Metro AG, the new entity formed by the grocery wholesale and retail arm of former Metro Group, has presented results for its third quarter. According to CEO Olaf Koch, the results already give a good impression of where the company is heading.
Sales in the third quarter increased by 4.9% to EUR9.34bn, mainly thanks to the international business (up 7%). Hypermarket chain Real, which only operates in Germany, grew by 0.7%; while the rest of the business (Metro Wholesale) saw sales rise by 6.2%. The integration of acquired wholesale delivery service Pro à Pro also had a positive impact on overall sales growth. In comparison to the same period last year, EBIT went down 3.8% to EUR230mn. The company’s mid-term ambition is a 3% sales growth and a stable EBITDA Margin.
Metro Cash and Carry is currently in a phase of maintenance and remodelling. As part of this plan, the company is downsizing its massive cash & carry big boxes. In the last five years, store size has been reduced by around 10% to an average size of 6,500 to 8,500 sq m. In several cases, the company has reallocated some of the sales area to its B2B delivery service. This seems to be a clever way to find a more lucrative use for excessive store space and further push the ever-growing delivery business, while not compromising on instore services. According to the company, physical stores remain important, particularly for HoReCa clients who want to “not only see but experience” the food they are about to buy. As a result, the concept of ultra-freshness as well as a high degree of client service continue to be key elements to sustain the importance of bricks and mortar outlets, which the company deems essential for impulse purchasing.

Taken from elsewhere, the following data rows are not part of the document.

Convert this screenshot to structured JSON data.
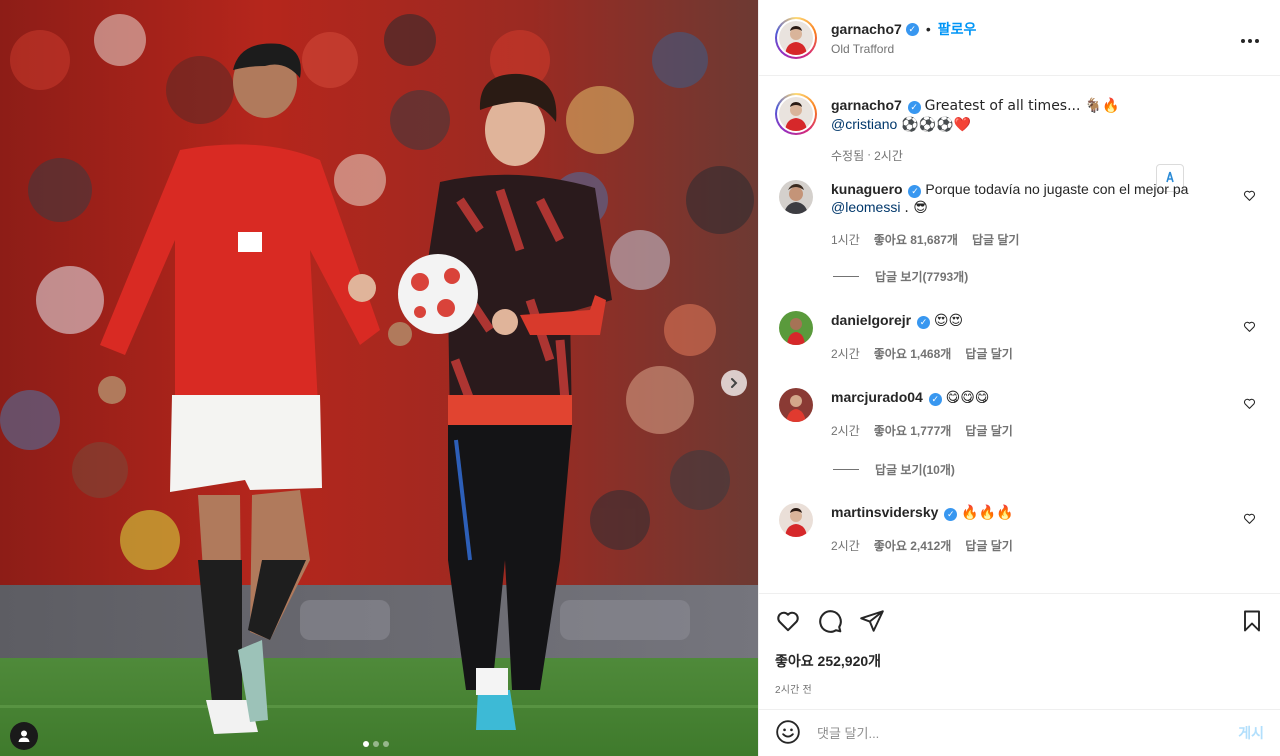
{
  "post": {
    "author": {
      "username": "garnacho7",
      "verified_badge": "✓",
      "follow_label": "팔로우",
      "separator": "•",
      "location": "Old Trafford"
    },
    "more_icon": "more-horizontal-icon",
    "carousel": {
      "dots": 3,
      "active_index": 0
    }
  },
  "caption": {
    "username": "garnacho7",
    "text": "Greatest of all times... 🐐🔥",
    "mention": "@cristiano",
    "emojis": "⚽⚽⚽❤️",
    "edited_label": "수정됨",
    "separator": "·",
    "time": "2시간"
  },
  "comments": [
    {
      "username": "kunaguero",
      "text": "Porque todavía no jugaste con el mejor pa",
      "mention": "@leomessi",
      "suffix": ". 😎",
      "time": "1시간",
      "likes": "좋아요 81,687개",
      "reply": "답글 달기",
      "view_replies": "답글 보기(7793개)"
    },
    {
      "username": "danielgorejr",
      "text": "😍😍",
      "time": "2시간",
      "likes": "좋아요 1,468개",
      "reply": "답글 달기"
    },
    {
      "username": "marcjurado04",
      "text": "😋😋😋",
      "time": "2시간",
      "likes": "좋아요 1,777개",
      "reply": "답글 달기",
      "view_replies": "답글 보기(10개)"
    },
    {
      "username": "martinsvidersky",
      "text": "🔥🔥🔥",
      "time": "2시간",
      "likes": "좋아요 2,412개",
      "reply": "답글 달기"
    }
  ],
  "actions": {
    "likes_count": "좋아요 252,920개",
    "posted_ago": "2시간 전"
  },
  "add_comment": {
    "placeholder": "댓글 달기...",
    "post_label": "게시"
  },
  "colors": {
    "accent": "#0095f6",
    "verified": "#3897f0",
    "post_button_disabled": "#b2dffc",
    "mention": "#00376b"
  }
}
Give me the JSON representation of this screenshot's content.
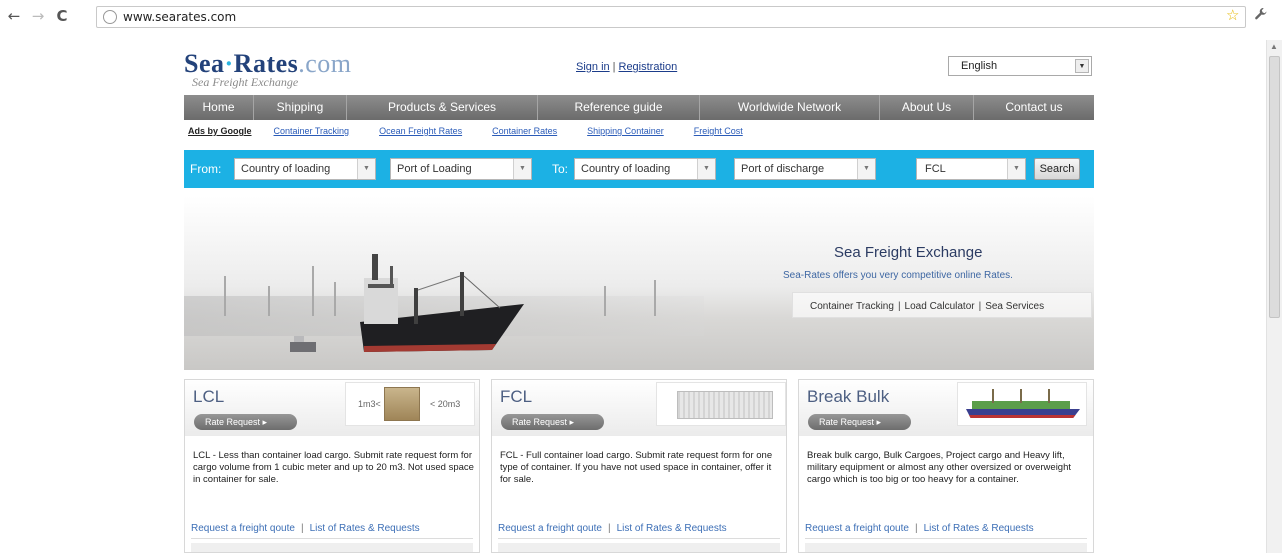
{
  "browser": {
    "url": "www.searates.com"
  },
  "header": {
    "logo_main": "Sea",
    "logo_dot": "·",
    "logo_name": "Rates",
    "logo_tld": ".com",
    "logo_sub": "Sea Freight Exchange",
    "sign_in": "Sign in",
    "separator": "|",
    "registration": "Registration",
    "language": "English"
  },
  "nav": {
    "items": [
      "Home",
      "Shipping",
      "Products & Services",
      "Reference guide",
      "Worldwide Network",
      "About Us",
      "Contact us"
    ]
  },
  "ads": {
    "label": "Ads by Google",
    "links": [
      "Container Tracking",
      "Ocean Freight Rates",
      "Container Rates",
      "Shipping Container",
      "Freight Cost"
    ]
  },
  "search": {
    "from_label": "From:",
    "to_label": "To:",
    "from_country": "Country of loading",
    "from_port": "Port of Loading",
    "to_country": "Country of loading",
    "to_port": "Port of discharge",
    "type": "FCL",
    "button": "Search"
  },
  "banner": {
    "title": "Sea Freight Exchange",
    "description": "Sea-Rates offers you very competitive online Rates.",
    "links": [
      "Container Tracking",
      "Load Calculator",
      "Sea Services"
    ]
  },
  "cards": [
    {
      "title": "LCL",
      "button": "Rate Request ▸",
      "image_left": "1m3<",
      "image_right": "< 20m3",
      "description": "LCL - Less than container load cargo. Submit rate request form for cargo volume from 1 cubic meter and up to 20 m3. Not used space in container for sale.",
      "link1": "Request a freight qoute",
      "link2": "List of Rates & Requests"
    },
    {
      "title": "FCL",
      "button": "Rate Request ▸",
      "description": "FCL - Full container load cargo. Submit rate request form for one type of container. If you have not used space in container, offer it for sale.",
      "link1": "Request a freight qoute",
      "link2": "List of Rates & Requests"
    },
    {
      "title": "Break Bulk",
      "button": "Rate Request ▸",
      "description": "Break bulk cargo, Bulk Cargoes, Project cargo and Heavy lift, military equipment or almost any other oversized or overweight cargo which is too big or too heavy for a container.",
      "link1": "Request a freight qoute",
      "link2": "List of Rates & Requests"
    }
  ],
  "icons": {
    "back": "←",
    "forward": "→",
    "reload": "C",
    "star": "☆",
    "wrench": "🔧"
  }
}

Nevertheless, the future is digital and this is also where large parts of the retailer’s growth is coming from. Only recently, Metro opened its first delivery depot in Sankt Petersburg saying it sees considerable potential for this channel in the market. The move could also indicate a commitment to the region. When publishing its Q3 financials, Metro once again said that Russia in particular remains one of its most challenging markets with a relatively low customer frequency. A divestment however continues to be unlikely, not only as Metro said it was optimistic regarding the future of the market with consumer confidence set to improve, along with gross domestic product. It is also the banner’s third largest European market in terms of sales – after Germany and France. In Russia, Metro’s segment of HoReCa clients and traders is reportedly growing, while SCO (services, companies, offices) customers are in decline. As a result, Metro is looking to adapt its offer accordingly.
This is also what the company has done at its recently opened compact cash & carry store in Alés, France, which is just 1,250 sq m in size – corresponding to a tenth of one of its classic cash & carries, or about the size of a medium-sized supermarket. The Alés outlet is equipped with endless aisles linking shoppers via digital screens to the online assortment. The offline range has been changed entirely with a strong focus on HoReCa clients, reflecting Metro Cash & Carry’s overall strategy shift towards “maximal localisation” and giving autonomy to individual countries, regions and even individual stores.
The new store can be seen as a test of what is possible. To what extent could Metro reduce its store size while not compromising on product availability and service levels? France is an interesting test market for such a concept as US wholesale giant Costco recently entered the country – an arising serious competitor which Metro will soon have to compete with in more and more European markets.
Downsizing also gives Metro the opportunity to tap into new regions that are not suitable locations for massive cash & carry outlets. It could get closer to its most important client segment (HoReCa), by entering more city centres rather than relying on big boxes in the outskirts. These are also important factors that play a role when competing with the growing challenge of omnipresent discounters and price aggressive retailers that are also frequented continuously by professional clients reselling their affordable private label goods.